**The task:** Each entry below needs to be reproduced exactly as given.

**Entries provided:**
[Start of Attachment]
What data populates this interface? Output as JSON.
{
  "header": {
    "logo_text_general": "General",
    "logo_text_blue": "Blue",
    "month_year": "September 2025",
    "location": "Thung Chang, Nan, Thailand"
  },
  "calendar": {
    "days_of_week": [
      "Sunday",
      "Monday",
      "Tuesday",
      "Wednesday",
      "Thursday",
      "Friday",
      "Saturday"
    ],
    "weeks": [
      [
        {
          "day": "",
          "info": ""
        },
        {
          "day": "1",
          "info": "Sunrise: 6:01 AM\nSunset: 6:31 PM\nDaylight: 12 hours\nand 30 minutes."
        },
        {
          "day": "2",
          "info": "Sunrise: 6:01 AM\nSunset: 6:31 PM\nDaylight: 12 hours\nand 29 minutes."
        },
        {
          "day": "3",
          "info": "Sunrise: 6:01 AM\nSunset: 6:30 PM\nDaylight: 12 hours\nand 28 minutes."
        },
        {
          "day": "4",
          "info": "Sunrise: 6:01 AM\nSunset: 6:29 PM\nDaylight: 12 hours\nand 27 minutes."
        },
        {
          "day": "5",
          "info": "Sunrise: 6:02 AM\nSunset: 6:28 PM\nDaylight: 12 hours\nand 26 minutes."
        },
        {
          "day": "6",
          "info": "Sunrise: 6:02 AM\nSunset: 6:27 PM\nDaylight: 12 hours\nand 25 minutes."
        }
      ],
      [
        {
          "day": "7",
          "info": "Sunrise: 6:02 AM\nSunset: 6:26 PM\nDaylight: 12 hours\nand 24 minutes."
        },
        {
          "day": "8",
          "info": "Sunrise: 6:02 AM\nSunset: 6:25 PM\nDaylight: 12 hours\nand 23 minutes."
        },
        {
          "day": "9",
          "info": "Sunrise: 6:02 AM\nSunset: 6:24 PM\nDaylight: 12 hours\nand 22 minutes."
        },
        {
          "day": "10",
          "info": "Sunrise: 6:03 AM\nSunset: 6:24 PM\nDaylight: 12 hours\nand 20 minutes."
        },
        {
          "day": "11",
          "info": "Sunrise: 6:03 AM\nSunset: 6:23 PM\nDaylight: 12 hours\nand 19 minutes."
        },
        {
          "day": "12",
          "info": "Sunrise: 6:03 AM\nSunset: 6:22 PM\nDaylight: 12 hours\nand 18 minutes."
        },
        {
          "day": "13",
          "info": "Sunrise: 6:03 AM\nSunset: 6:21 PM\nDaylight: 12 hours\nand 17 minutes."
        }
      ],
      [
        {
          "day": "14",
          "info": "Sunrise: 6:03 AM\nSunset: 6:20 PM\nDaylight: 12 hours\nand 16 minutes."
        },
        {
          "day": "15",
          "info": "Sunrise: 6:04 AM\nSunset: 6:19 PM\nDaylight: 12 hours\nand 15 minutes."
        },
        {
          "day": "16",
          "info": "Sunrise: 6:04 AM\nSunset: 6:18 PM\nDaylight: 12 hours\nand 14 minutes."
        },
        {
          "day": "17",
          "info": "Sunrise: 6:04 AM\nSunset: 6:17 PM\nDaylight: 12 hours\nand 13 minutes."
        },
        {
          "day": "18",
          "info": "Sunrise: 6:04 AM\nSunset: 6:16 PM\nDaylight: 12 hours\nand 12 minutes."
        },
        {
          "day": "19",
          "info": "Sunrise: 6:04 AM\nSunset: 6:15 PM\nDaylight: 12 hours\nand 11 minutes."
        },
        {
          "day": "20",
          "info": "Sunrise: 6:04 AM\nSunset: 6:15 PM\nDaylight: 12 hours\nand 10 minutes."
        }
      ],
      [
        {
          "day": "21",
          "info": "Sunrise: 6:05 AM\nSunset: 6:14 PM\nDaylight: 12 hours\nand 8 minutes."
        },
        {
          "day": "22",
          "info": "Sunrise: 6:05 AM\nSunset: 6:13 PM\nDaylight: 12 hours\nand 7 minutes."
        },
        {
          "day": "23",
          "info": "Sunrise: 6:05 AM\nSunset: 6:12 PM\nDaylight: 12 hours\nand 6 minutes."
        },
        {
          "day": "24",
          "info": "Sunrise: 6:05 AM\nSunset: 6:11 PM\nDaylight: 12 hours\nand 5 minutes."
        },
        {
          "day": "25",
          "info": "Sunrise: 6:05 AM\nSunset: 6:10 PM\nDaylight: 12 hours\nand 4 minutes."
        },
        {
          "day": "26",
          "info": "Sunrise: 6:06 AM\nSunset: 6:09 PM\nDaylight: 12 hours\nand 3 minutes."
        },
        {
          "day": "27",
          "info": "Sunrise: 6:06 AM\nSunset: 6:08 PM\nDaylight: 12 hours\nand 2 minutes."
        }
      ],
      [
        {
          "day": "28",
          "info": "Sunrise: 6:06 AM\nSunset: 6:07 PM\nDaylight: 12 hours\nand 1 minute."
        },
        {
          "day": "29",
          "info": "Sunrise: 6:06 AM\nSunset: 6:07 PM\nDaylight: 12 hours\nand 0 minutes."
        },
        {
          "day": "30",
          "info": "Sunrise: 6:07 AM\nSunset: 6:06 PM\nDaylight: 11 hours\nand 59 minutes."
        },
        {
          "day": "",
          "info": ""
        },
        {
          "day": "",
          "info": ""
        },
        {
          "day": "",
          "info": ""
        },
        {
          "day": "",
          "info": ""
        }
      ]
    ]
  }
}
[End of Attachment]
**Worked solution:**
What data populates this interface? Output as JSON.
{
  "header": {
    "logo_text_general": "General",
    "logo_text_blue": "Blue",
    "month_year": "September 2025",
    "location": "Thung Chang, Nan, Thailand"
  },
  "calendar": {
    "days_of_week": [
      "Sunday",
      "Monday",
      "Tuesday",
      "Wednesday",
      "Thursday",
      "Friday",
      "Saturday"
    ],
    "weeks": [
      [
        {
          "day": "",
          "info": ""
        },
        {
          "day": "1",
          "info": "Sunrise: 6:01 AM\nSunset: 6:31 PM\nDaylight: 12 hours\nand 30 minutes."
        },
        {
          "day": "2",
          "info": "Sunrise: 6:01 AM\nSunset: 6:31 PM\nDaylight: 12 hours\nand 29 minutes."
        },
        {
          "day": "3",
          "info": "Sunrise: 6:01 AM\nSunset: 6:30 PM\nDaylight: 12 hours\nand 28 minutes."
        },
        {
          "day": "4",
          "info": "Sunrise: 6:01 AM\nSunset: 6:29 PM\nDaylight: 12 hours\nand 27 minutes."
        },
        {
          "day": "5",
          "info": "Sunrise: 6:02 AM\nSunset: 6:28 PM\nDaylight: 12 hours\nand 26 minutes."
        },
        {
          "day": "6",
          "info": "Sunrise: 6:02 AM\nSunset: 6:27 PM\nDaylight: 12 hours\nand 25 minutes."
        }
      ],
      [
        {
          "day": "7",
          "info": "Sunrise: 6:02 AM\nSunset: 6:26 PM\nDaylight: 12 hours\nand 24 minutes."
        },
        {
          "day": "8",
          "info": "Sunrise: 6:02 AM\nSunset: 6:25 PM\nDaylight: 12 hours\nand 23 minutes."
        },
        {
          "day": "9",
          "info": "Sunrise: 6:02 AM\nSunset: 6:24 PM\nDaylight: 12 hours\nand 22 minutes."
        },
        {
          "day": "10",
          "info": "Sunrise: 6:03 AM\nSunset: 6:24 PM\nDaylight: 12 hours\nand 20 minutes."
        },
        {
          "day": "11",
          "info": "Sunrise: 6:03 AM\nSunset: 6:23 PM\nDaylight: 12 hours\nand 19 minutes."
        },
        {
          "day": "12",
          "info": "Sunrise: 6:03 AM\nSunset: 6:22 PM\nDaylight: 12 hours\nand 18 minutes."
        },
        {
          "day": "13",
          "info": "Sunrise: 6:03 AM\nSunset: 6:21 PM\nDaylight: 12 hours\nand 17 minutes."
        }
      ],
      [
        {
          "day": "14",
          "info": "Sunrise: 6:03 AM\nSunset: 6:20 PM\nDaylight: 12 hours\nand 16 minutes."
        },
        {
          "day": "15",
          "info": "Sunrise: 6:04 AM\nSunset: 6:19 PM\nDaylight: 12 hours\nand 15 minutes."
        },
        {
          "day": "16",
          "info": "Sunrise: 6:04 AM\nSunset: 6:18 PM\nDaylight: 12 hours\nand 14 minutes."
        },
        {
          "day": "17",
          "info": "Sunrise: 6:04 AM\nSunset: 6:17 PM\nDaylight: 12 hours\nand 13 minutes."
        },
        {
          "day": "18",
          "info": "Sunrise: 6:04 AM\nSunset: 6:16 PM\nDaylight: 12 hours\nand 12 minutes."
        },
        {
          "day": "19",
          "info": "Sunrise: 6:04 AM\nSunset: 6:15 PM\nDaylight: 12 hours\nand 11 minutes."
        },
        {
          "day": "20",
          "info": "Sunrise: 6:04 AM\nSunset: 6:15 PM\nDaylight: 12 hours\nand 10 minutes."
        }
      ],
      [
        {
          "day": "21",
          "info": "Sunrise: 6:05 AM\nSunset: 6:14 PM\nDaylight: 12 hours\nand 8 minutes."
        },
        {
          "day": "22",
          "info": "Sunrise: 6:05 AM\nSunset: 6:13 PM\nDaylight: 12 hours\nand 7 minutes."
        },
        {
          "day": "23",
          "info": "Sunrise: 6:05 AM\nSunset: 6:12 PM\nDaylight: 12 hours\nand 6 minutes."
        },
        {
          "day": "24",
          "info": "Sunrise: 6:05 AM\nSunset: 6:11 PM\nDaylight: 12 hours\nand 5 minutes."
        },
        {
          "day": "25",
          "info": "Sunrise: 6:05 AM\nSunset: 6:10 PM\nDaylight: 12 hours\nand 4 minutes."
        },
        {
          "day": "26",
          "info": "Sunrise: 6:06 AM\nSunset: 6:09 PM\nDaylight: 12 hours\nand 3 minutes."
        },
        {
          "day": "27",
          "info": "Sunrise: 6:06 AM\nSunset: 6:08 PM\nDaylight: 12 hours\nand 2 minutes."
        }
      ],
      [
        {
          "day": "28",
          "info": "Sunrise: 6:06 AM\nSunset: 6:07 PM\nDaylight: 12 hours\nand 1 minute."
        },
        {
          "day": "29",
          "info": "Sunrise: 6:06 AM\nSunset: 6:07 PM\nDaylight: 12 hours\nand 0 minutes."
        },
        {
          "day": "30",
          "info": "Sunrise: 6:07 AM\nSunset: 6:06 PM\nDaylight: 11 hours\nand 59 minutes."
        },
        {
          "day": "",
          "info": ""
        },
        {
          "day": "",
          "info": ""
        },
        {
          "day": "",
          "info": ""
        },
        {
          "day": "",
          "info": ""
        }
      ]
    ]
  }
}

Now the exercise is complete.